What is a 'Compensating Balance'

A compensating balance is a minimum balance that must be maintained in a bank account, and the compensating balance is used to offset the cost incurred by a bank to set up a business loan. The compensating balance is not available for company use, and may need to be disclosed in the borrower’s notes to the financial statements. The bank is free to loan the compensating balance to other borrowers and profit from differences between the interest rates.

BREAKING DOWN 'Compensating Balance'

By requiring money to be deposited to offset some of a loan's cost, the bank is able to extend other loans and pursue other investment opportunities, while the business is charged a lower interest rate on a loan.

How Compensating Balances Are Disclosed

Accounting rules require the compensating balance be reported separately from the cash balance in the borrower’s financial statements, if the dollar amount of the compensating balance is material. A material amount is a dollar amount large enough to impact the opinion of the financial statement reader.

Factoring in Inventory Purchases

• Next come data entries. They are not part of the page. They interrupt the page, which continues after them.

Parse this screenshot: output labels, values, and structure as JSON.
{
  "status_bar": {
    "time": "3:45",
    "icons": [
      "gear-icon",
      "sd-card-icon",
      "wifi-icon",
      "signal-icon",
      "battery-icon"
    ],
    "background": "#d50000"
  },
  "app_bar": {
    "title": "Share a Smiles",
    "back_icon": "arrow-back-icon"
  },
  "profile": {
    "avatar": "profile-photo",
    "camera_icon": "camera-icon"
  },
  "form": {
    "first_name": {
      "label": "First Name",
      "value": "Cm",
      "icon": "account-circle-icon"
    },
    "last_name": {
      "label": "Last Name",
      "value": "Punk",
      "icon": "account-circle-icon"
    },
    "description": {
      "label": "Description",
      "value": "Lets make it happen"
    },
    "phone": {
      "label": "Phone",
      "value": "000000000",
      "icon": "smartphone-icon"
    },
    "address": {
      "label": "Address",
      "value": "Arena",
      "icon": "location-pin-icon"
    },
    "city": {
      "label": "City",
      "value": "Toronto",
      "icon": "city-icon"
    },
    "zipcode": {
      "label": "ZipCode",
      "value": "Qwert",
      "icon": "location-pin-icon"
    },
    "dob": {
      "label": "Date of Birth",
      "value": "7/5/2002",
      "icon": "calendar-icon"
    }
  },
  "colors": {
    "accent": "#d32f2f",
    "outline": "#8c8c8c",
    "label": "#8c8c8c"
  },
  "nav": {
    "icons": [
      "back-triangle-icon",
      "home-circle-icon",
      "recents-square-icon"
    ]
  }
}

Assume a clothing store needs a $100,000 line of credit (LOC) to manage its operating cash flow each month. The store plans on using the LOC to make inventory purchases at the beginning of the month, and then pay down the balance as the store generates sales. The bank agrees to charge a lower interest rate on the LOC if the clothing store deposits a $30,000 compensating balance. The bank loans the clothing store’s compensating balance to other borrowers, and profits on the difference between the interest earned and the lower rate of interest paid to the clothing store.

Examples of Cash Management

Once the LOC is in place, the clothing store needs to manage cash flow so the business can minimize the interest expense paid on the LOC borrowings. Assume, for example, the interest rate on the LOC is an annual rate of 6% and the store starts the month with a $20,000 cash balance. The store estimates sales for the month to be $50,000, and $40,000 in inventory needs to be purchased to meet customer demand. Since the store needs the $20,000 cash balance for other expenses, the owner borrows $40,000 from the LOC to purchase inventory. Nearly all customers pay in cash or with a credit card, so the store collects cash quickly, and the LOC is paid off in the last week of the month. The store incurs an interest expense at a 6% annual rate on the $40,000, and the owner continues to borrow from the LOC at the beginning of each month to purchase inventory.

RELATED TERMS
  1. Line Of Credit - LOC

    An arrangement between a financial institution, usually a bank, ...
  2. Readvanceable Mortgage

    A mortgage feature that allows the borrower to re-borrow the ...
  3. New Balance

    The new balance is the sum of your previous balance, payments, ...
  4. Minimum Balance

    The minimum dollar amount that a customer must have in an account ...
  5. Roll In

    A term which refers to including loan costs into the initial ...
  6. Average Outstanding Balance

    The unpaid, interest-bearing balance of a loan or loan portfolio ...
Related Articles
  1. Small Business

    Letter of Credit

    A letter of credit is a document from a bank promising to pay the holder a certain amount if the holder fulfills certain obligations. Sellers in commercial transactions often require buyers to ...
  2. Investing

    Analyzing A Bank's Financial Statements

    A careful review of a bank's financial statements can help you identify key factors in a potential investment.
  3. Personal Finance

    Calculating Interest Expense

    Interest expense is the cost of borrowing money.
  4. Personal Finance

    8 Top Alternatives to Car Title Loans

    Before you sign up for a car title loan, investigate these 8 alternate strategies.
  5. Investing

    5 Retailers Set to Close More Stores in 2016 (FINL, GPS)

    Discover retail stores that have already announced plans to close stores in 2016. Some expect a new economic downturn, which may lead more stores to close.
  6. Investing

    99 Cents Only Stores Profits Edge Up

    Dollar retailer 99 Cents Only increased revenue and profits despite product-cost increases.
  7. Personal Finance

    How Banks Set Interest Rates on Your Loans

    Many factors go into how banks set interest rates for loans. Use this information to negotiate the best possible rate when you're borrowing.
  8. Personal Finance

    Store Credit Card Traps To Avoid

    Retail credit cards may seem like a good idea, but they can create enormous debt problems in the future.
  9. Personal Finance

    Understanding Term Loans

    A loan from a bank for a specific amount that has a specified repayment schedule and a floating interest rate.
  10. Personal Finance

    Simple Interest Loans: Do They Exist?

    Yes, they do. Here is what they are – and how to use them to your advantage.
RELATED FAQS
  1. What is the difference between a balance sheet and a cash flow statement?

    Understand the difference between a balance sheet and an income statement. Learn the three components of each of the financial ... Read Answer >>
  2. When is a balance transfer a good idea for paying off debt?

    Learn the best situation in which to do a balance transfer, enabling you to pay off your credit card debt more quickly while ... Read Answer >>
Trading Center